++++ SOURCE RECORDS ++++

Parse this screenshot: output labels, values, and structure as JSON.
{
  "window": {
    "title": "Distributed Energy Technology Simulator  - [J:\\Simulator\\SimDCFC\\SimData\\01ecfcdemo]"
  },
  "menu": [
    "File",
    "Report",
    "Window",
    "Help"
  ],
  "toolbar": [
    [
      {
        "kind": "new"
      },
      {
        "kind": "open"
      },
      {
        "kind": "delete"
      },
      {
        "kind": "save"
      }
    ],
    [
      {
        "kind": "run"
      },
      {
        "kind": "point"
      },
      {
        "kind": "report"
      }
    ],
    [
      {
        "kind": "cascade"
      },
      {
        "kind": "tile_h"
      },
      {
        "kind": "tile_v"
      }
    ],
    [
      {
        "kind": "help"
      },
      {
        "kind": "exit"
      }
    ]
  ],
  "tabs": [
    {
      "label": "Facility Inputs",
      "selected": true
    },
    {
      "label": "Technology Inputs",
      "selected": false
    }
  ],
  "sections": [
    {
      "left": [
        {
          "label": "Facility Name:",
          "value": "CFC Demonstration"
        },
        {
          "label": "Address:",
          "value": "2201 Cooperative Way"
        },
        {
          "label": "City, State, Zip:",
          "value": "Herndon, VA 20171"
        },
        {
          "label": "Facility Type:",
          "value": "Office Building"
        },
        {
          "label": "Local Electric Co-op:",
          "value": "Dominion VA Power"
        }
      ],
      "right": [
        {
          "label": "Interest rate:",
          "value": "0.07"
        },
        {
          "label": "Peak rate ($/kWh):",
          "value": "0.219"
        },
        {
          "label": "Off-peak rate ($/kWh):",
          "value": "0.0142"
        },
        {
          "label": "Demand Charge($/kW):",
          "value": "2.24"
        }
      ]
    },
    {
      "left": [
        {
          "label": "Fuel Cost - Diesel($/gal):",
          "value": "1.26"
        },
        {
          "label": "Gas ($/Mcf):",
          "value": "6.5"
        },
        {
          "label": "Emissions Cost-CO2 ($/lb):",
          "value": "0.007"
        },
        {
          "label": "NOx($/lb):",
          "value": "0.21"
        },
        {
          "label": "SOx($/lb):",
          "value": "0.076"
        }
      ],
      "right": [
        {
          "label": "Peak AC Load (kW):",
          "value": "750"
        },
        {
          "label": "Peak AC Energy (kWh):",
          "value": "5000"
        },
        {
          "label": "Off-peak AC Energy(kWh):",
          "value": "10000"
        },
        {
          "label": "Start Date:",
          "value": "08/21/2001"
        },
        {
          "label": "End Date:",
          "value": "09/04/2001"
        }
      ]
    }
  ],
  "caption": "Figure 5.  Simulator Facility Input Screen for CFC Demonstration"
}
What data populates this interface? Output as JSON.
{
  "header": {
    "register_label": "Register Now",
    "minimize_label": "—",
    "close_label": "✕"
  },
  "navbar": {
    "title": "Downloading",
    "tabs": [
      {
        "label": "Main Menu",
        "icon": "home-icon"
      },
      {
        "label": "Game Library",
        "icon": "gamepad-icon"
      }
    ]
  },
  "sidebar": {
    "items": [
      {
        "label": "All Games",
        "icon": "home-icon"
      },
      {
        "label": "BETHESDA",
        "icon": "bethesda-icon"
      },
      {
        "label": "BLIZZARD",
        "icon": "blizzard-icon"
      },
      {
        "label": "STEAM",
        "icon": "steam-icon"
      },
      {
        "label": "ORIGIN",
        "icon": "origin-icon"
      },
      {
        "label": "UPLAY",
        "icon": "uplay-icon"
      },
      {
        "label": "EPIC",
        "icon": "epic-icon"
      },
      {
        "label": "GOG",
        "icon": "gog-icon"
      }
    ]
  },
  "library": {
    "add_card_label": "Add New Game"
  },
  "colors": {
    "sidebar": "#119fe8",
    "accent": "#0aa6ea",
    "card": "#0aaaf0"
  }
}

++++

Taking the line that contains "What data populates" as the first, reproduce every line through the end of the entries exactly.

__REPLY__.
What data populates this interface? Output as JSON.
{
  "header": {
    "register_label": "Register Now",
    "minimize_label": "—",
    "close_label": "✕"
  },
  "navbar": {
    "title": "Downloading",
    "tabs": [
      {
        "label": "Main Menu",
        "icon": "home-icon"
      },
      {
        "label": "Game Library",
        "icon": "gamepad-icon"
      }
    ]
  },
  "sidebar": {
    "items": [
      {
        "label": "All Games",
        "icon": "home-icon"
      },
      {
        "label": "BETHESDA",
        "icon": "bethesda-icon"
      },
      {
        "label": "BLIZZARD",
        "icon": "blizzard-icon"
      },
      {
        "label": "STEAM",
        "icon": "steam-icon"
      },
      {
        "label": "ORIGIN",
        "icon": "origin-icon"
      },
      {
        "label": "UPLAY",
        "icon": "uplay-icon"
      },
      {
        "label": "EPIC",
        "icon": "epic-icon"
      },
      {
        "label": "GOG",
        "icon": "gog-icon"
      }
    ]
  },
  "library": {
    "add_card_label": "Add New Game"
  },
  "colors": {
    "sidebar": "#119fe8",
    "accent": "#0aa6ea",
    "card": "#0aaaf0"
  }
}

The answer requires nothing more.